Gameplay wise, this is the best the series has ever been. I love the pattern of “If/Then” combat tactics that govern your approach to enemies and squadmates, making enemy encounters feel like syllogisms as much as firefights. In ME3, the veil separating the strategies and bombast has become all-but-transparent, and it’s a great iteration. The controls are much more responsive, and the unique upgrade branches provide very distinct avenues for your playstyle without feeling overwhelming. Charging someone as a Vanguard and sucker-punching them to instantly clear my cooldown time so I can charge another enemy clear across the map makes the class feel more effective and more true to its purpose than ever, and the new encumbrance system for weapons allows me to speed up or slow down that process depending on how much firepower I want to carry with me into battle. It’s very well thought out, and I’m already looking forward to more playthroughs as different classes.
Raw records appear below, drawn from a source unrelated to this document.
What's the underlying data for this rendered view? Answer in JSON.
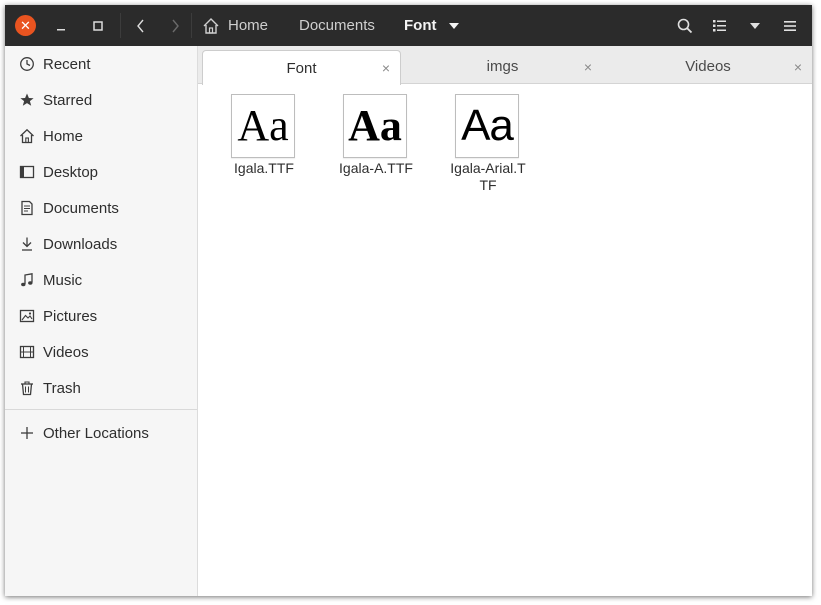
{
  "window": {
    "close_glyph": "✕",
    "minimize_glyph": "–",
    "maximize_glyph": "□"
  },
  "nav": {
    "back_glyph": "〈",
    "forward_glyph": "〉"
  },
  "breadcrumb": {
    "home": "Home",
    "documents": "Documents",
    "current": "Font"
  },
  "sidebar": {
    "items": [
      {
        "label": "Recent",
        "icon": "clock-icon"
      },
      {
        "label": "Starred",
        "icon": "star-icon"
      },
      {
        "label": "Home",
        "icon": "home-icon"
      },
      {
        "label": "Desktop",
        "icon": "desktop-icon"
      },
      {
        "label": "Documents",
        "icon": "document-icon"
      },
      {
        "label": "Downloads",
        "icon": "download-icon"
      },
      {
        "label": "Music",
        "icon": "music-icon"
      },
      {
        "label": "Pictures",
        "icon": "picture-icon"
      },
      {
        "label": "Videos",
        "icon": "video-icon"
      },
      {
        "label": "Trash",
        "icon": "trash-icon"
      }
    ],
    "other_locations": "Other Locations"
  },
  "tabs": [
    {
      "label": "Font",
      "active": true
    },
    {
      "label": "imgs",
      "active": false
    },
    {
      "label": "Videos",
      "active": false
    }
  ],
  "tab_close_glyph": "×",
  "files": [
    {
      "name": "Igala.TTF",
      "preview": "Aa"
    },
    {
      "name": "Igala-A.TTF",
      "preview": "Aa"
    },
    {
      "name": "Igala-Arial.TTF",
      "preview": "Aa"
    }
  ],
  "colors": {
    "accent": "#e95420",
    "header": "#2b2b2b",
    "sidebar": "#f6f6f6"
  }
}
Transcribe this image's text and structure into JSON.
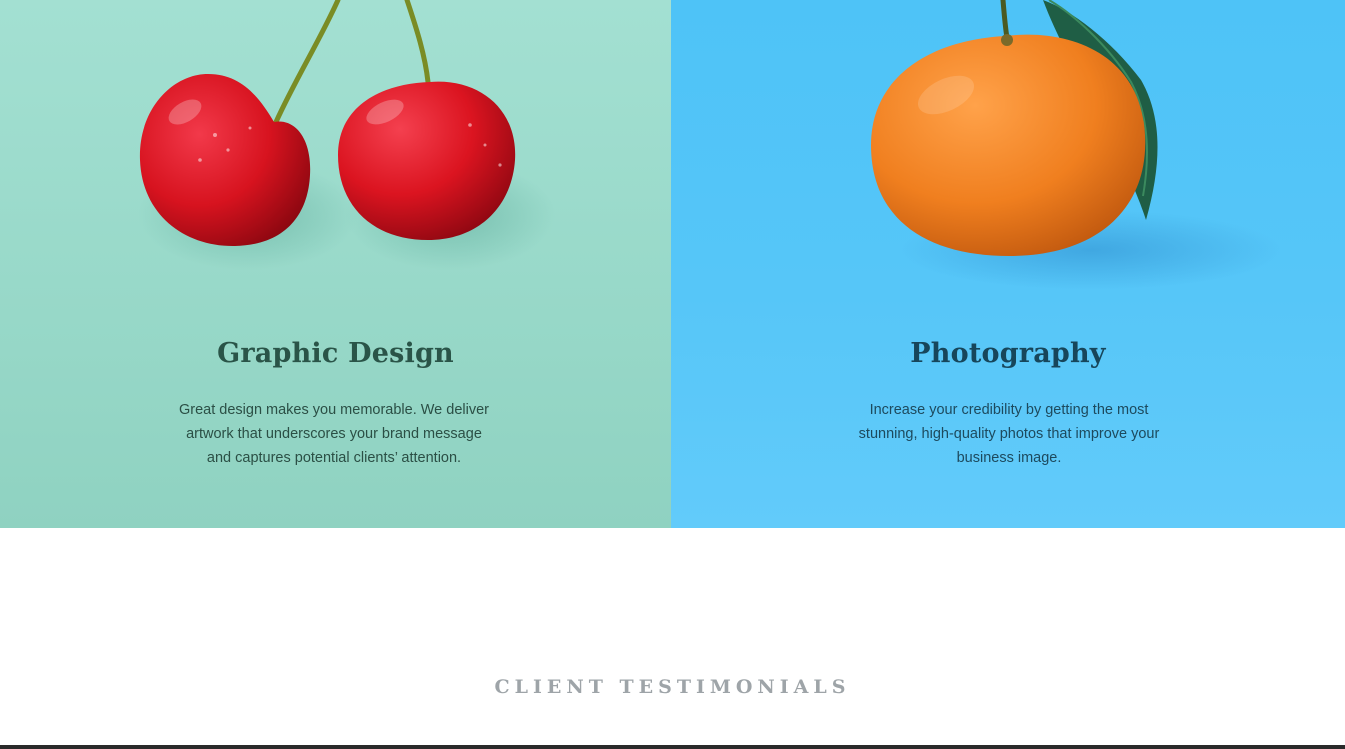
{
  "services": [
    {
      "title": "Graphic Design",
      "description": "Great design makes you memorable. We deliver artwork that underscores your brand message and captures potential clients’ attention.",
      "image": "cherries-image",
      "background": "#9adbcb",
      "title_color": "#2a5448"
    },
    {
      "title": "Photography",
      "description": "Increase your credibility by getting the most stunning, high-quality photos that improve your business image.",
      "image": "orange-image",
      "background": "#52c5f8",
      "title_color": "#17465b"
    }
  ],
  "testimonials": {
    "heading": "CLIENT TESTIMONIALS",
    "heading_color": "#9ea4a8"
  }
}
The Mass Effect games are known for their tough choices. It's 2 AM and Bioware's final entry in the Mass Effect trilogy has me scratching my head, unable to decide whether: (A) press onward and see more space drama or (B) get some sleep and continue as soon as I'm free. Mass Effect 3 does what the first two games have done; it pulls me in with its fantastic cast of characters and does not want to let go. I have invested so much time in this trilogy of games and playing ME3 is like sitting down with an old friend. And boy does that friend have a great story to tell! I think the beginning could have been handled better and didn't exactly leave a good impression. However, I got past it and soon found myself having a blast. I'm really enjoying this fantastic game, despite a rather weak start.


Seeing how Mass Effect 3 came out two days later (The 8th of march) here in Europe, my impressions are somewhat scant and non-conclusive, but I can still very much say that Mass Effect 3 is about as far from being a bad game as humanly possible. I’ve put roughly seven hours into the game thus far and man were those some memorable hours! Mass Effect 3 is a game that has made me feel -- I care an awful lot about the characters involved and all the ongoing events and if you thought that the demo’s tearjerker-opening was emotionally charged, just wait until you actually play the full game. So far, the combat feels impactful and wholly satisfying, the dialogue and characters even more evocative, and this might be the tightest blend between shooting and role-playing I’ve seen in a long, long time. I personally cannot wait to wrap up this gargantuan sci-fi epic, which looks to be one of the best games of 2012.

The owner and editor-in-chief of I've been apart of the website since 2002 and purchased the website in 2010. Owning and running Darkstation is a dream come true. I love video games and I love writing and talking about them even more.